Return, from the data that follows, each line that holds the word "payment".

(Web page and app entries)
□ □ □ □ □ □ □
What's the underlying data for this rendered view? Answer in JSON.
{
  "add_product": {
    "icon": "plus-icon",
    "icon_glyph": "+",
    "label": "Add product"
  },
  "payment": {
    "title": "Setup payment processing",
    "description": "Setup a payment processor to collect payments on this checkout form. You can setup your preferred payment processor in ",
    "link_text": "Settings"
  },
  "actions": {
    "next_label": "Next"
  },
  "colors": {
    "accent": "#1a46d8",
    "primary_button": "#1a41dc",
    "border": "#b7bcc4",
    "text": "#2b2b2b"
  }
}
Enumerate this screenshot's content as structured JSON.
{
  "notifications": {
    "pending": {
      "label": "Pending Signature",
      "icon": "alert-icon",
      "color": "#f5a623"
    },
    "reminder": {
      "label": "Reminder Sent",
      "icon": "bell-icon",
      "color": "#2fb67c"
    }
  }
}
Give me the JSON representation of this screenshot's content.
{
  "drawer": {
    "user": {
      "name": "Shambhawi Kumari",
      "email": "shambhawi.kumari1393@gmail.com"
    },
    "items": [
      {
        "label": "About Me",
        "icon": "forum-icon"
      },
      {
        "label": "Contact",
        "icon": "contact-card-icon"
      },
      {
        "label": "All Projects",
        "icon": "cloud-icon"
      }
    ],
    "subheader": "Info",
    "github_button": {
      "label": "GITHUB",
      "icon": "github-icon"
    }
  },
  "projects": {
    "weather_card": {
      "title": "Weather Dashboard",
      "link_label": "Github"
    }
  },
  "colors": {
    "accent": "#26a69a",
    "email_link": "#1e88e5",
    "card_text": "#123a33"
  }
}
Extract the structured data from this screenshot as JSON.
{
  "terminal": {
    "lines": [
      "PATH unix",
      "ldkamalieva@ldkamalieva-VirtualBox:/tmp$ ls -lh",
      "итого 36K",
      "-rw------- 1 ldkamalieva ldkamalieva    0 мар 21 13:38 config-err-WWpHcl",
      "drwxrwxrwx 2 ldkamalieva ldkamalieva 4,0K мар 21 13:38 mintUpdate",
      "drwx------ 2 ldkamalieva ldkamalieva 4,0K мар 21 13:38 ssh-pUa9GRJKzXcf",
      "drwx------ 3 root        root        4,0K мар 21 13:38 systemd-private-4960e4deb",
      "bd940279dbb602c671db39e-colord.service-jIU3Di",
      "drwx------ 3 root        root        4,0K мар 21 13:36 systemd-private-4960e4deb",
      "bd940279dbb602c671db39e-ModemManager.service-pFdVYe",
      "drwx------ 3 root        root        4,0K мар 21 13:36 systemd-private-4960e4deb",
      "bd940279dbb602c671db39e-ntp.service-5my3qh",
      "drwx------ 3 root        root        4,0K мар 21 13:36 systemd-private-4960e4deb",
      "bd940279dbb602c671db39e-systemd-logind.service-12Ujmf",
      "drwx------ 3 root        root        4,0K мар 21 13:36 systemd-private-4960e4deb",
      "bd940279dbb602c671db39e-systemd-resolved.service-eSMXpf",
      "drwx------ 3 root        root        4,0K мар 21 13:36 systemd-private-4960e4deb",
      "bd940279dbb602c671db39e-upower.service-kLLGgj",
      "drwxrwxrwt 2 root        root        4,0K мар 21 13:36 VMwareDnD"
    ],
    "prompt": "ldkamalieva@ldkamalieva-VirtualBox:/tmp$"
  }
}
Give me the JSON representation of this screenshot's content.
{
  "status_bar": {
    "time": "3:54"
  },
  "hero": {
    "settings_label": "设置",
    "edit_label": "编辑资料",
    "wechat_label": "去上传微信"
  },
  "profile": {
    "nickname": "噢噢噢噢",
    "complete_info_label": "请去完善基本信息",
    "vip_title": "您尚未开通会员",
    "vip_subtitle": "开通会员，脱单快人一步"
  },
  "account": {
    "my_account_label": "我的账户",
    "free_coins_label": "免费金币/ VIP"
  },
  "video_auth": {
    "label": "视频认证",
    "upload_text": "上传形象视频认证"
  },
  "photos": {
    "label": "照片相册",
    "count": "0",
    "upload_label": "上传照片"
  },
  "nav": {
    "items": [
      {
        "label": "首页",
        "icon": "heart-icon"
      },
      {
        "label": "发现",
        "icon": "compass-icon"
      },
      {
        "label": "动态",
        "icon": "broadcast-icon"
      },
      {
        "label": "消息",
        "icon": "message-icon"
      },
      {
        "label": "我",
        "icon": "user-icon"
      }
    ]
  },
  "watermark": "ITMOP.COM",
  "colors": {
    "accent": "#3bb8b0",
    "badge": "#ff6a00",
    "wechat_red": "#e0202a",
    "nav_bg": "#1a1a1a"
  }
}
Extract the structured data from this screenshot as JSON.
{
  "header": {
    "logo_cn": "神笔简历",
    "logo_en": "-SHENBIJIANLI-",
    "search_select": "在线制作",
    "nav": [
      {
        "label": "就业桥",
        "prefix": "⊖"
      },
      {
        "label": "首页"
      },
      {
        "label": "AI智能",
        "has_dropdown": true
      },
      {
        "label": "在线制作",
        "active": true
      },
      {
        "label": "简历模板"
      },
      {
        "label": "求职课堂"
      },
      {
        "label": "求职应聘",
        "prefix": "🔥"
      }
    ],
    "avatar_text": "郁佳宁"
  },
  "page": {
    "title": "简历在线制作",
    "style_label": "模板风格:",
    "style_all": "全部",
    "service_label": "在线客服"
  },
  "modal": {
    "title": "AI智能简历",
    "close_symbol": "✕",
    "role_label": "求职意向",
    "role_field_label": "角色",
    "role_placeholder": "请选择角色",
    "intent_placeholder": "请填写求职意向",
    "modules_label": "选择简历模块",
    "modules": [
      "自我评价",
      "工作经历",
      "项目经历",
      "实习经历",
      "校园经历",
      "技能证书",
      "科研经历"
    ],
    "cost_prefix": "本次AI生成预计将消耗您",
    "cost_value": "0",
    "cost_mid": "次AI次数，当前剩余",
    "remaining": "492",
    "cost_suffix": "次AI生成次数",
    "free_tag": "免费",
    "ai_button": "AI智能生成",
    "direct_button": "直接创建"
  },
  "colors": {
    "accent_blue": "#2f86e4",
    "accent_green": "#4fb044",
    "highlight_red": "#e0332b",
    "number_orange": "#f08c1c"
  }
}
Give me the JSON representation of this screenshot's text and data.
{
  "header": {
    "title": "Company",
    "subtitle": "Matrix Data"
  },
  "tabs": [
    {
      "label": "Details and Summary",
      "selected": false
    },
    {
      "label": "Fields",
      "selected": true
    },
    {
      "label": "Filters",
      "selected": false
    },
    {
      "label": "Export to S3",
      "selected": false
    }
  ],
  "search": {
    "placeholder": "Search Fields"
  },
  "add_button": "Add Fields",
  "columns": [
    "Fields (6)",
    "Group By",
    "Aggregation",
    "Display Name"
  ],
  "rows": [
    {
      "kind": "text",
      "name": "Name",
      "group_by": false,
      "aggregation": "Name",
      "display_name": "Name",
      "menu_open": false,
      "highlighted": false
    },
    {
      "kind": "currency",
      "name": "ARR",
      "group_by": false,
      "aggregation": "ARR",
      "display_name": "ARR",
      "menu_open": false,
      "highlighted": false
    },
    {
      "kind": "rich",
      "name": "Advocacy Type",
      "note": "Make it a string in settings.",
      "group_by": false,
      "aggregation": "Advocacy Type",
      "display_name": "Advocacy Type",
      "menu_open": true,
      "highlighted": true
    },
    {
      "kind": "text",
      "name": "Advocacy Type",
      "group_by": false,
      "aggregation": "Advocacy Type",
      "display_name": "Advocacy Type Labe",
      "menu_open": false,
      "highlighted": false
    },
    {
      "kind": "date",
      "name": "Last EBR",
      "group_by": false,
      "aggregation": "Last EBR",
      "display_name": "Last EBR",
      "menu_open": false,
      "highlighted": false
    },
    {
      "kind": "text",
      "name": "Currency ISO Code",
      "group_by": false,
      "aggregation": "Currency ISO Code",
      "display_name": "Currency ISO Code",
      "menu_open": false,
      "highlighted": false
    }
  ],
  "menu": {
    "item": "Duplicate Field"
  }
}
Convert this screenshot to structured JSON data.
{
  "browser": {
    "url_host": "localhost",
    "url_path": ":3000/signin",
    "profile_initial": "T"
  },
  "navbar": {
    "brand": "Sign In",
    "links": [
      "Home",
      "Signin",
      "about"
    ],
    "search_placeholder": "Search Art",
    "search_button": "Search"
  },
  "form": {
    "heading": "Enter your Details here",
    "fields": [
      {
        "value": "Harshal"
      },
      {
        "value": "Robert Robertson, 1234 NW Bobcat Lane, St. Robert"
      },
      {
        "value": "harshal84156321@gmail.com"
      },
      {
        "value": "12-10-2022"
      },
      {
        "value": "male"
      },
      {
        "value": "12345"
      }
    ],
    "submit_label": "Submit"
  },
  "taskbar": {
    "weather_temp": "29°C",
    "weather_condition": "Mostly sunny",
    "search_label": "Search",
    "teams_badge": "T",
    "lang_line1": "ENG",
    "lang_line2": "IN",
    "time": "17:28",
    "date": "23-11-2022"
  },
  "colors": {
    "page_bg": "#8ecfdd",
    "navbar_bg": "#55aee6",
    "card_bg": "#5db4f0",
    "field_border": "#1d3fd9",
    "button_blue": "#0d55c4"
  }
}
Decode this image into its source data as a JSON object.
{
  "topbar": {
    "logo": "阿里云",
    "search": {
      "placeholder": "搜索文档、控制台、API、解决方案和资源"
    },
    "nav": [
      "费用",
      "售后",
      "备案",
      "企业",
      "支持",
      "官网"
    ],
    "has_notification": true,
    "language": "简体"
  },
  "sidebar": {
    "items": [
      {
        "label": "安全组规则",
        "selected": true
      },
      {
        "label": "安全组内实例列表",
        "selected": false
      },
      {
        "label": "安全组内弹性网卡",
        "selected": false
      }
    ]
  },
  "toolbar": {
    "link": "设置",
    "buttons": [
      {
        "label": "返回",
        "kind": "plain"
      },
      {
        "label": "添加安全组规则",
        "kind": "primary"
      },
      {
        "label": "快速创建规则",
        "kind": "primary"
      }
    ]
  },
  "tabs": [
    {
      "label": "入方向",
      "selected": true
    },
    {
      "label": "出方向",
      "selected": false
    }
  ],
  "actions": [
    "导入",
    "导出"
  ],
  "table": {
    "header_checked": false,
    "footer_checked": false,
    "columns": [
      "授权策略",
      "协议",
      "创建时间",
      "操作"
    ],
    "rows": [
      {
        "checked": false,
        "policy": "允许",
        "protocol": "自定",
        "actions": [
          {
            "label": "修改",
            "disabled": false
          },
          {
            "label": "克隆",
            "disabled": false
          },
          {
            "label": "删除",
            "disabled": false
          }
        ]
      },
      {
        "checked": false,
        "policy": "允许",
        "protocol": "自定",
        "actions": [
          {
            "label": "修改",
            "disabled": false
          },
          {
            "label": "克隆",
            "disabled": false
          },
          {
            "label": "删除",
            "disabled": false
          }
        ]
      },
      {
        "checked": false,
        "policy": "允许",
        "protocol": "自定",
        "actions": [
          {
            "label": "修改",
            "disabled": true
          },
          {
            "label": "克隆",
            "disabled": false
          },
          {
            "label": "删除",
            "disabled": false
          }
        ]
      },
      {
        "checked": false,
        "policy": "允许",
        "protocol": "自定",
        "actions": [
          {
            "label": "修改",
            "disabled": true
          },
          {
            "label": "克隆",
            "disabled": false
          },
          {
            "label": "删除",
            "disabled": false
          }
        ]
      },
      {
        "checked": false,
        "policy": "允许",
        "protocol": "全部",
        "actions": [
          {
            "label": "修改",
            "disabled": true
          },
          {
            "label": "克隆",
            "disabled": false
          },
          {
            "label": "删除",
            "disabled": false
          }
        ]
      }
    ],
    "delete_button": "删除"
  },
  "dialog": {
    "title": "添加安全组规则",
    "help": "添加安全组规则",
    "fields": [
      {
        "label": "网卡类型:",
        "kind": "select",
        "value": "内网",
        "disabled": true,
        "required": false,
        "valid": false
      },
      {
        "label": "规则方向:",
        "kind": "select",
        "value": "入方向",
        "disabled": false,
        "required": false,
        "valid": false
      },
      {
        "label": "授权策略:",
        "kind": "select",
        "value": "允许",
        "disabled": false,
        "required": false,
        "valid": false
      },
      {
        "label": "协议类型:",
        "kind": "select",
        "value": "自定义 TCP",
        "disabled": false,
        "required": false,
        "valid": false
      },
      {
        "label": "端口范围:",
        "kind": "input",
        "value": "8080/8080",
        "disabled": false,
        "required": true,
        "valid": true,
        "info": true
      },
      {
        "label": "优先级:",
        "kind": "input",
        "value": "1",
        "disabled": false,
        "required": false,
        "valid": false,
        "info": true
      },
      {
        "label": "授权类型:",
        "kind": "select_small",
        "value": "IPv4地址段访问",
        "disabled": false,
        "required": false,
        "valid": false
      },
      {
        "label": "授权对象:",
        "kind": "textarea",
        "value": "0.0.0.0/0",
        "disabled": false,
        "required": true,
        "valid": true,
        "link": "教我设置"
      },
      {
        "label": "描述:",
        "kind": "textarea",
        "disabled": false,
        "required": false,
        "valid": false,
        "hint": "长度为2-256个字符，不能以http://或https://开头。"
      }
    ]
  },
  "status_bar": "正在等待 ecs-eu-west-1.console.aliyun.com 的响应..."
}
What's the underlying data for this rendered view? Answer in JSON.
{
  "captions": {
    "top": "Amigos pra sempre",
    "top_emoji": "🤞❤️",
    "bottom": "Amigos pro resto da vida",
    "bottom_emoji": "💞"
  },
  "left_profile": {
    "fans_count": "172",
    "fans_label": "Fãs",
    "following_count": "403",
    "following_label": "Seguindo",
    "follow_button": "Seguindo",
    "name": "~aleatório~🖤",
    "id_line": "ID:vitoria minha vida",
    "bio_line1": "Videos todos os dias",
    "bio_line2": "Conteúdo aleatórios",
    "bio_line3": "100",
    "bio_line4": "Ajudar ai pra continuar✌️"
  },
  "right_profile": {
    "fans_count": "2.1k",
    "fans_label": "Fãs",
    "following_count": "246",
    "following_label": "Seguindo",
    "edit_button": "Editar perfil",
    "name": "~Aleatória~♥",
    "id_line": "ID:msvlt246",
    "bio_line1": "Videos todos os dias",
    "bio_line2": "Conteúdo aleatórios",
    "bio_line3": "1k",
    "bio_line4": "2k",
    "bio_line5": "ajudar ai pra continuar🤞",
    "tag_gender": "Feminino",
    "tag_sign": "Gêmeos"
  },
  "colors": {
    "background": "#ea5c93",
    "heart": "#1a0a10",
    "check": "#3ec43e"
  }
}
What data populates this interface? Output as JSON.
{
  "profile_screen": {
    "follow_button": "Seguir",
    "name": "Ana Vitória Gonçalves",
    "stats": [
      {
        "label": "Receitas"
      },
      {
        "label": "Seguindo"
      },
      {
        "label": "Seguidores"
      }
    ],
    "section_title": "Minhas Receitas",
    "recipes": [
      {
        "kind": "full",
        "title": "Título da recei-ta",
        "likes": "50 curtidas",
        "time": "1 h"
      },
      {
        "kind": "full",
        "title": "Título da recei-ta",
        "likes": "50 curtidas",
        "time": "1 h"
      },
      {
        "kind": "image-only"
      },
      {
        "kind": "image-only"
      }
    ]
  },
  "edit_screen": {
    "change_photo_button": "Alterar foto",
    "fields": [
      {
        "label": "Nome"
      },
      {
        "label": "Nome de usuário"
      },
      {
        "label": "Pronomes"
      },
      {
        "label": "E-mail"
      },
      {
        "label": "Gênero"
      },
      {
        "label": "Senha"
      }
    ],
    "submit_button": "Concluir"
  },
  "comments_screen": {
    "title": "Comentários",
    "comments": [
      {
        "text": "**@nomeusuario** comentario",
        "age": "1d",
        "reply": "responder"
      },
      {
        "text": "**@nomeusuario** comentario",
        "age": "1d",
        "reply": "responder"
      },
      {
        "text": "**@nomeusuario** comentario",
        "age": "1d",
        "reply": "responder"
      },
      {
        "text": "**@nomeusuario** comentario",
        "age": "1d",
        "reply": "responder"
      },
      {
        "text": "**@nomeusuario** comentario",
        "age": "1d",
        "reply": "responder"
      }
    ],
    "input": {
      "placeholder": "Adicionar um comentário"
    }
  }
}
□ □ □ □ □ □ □
* _TASK ANSWER_
  "payment": {
    "title": "Setup payment processing",
    "description": "Setup a payment processor to collect payments on this checkout form. You can setup your preferred payment processor in ",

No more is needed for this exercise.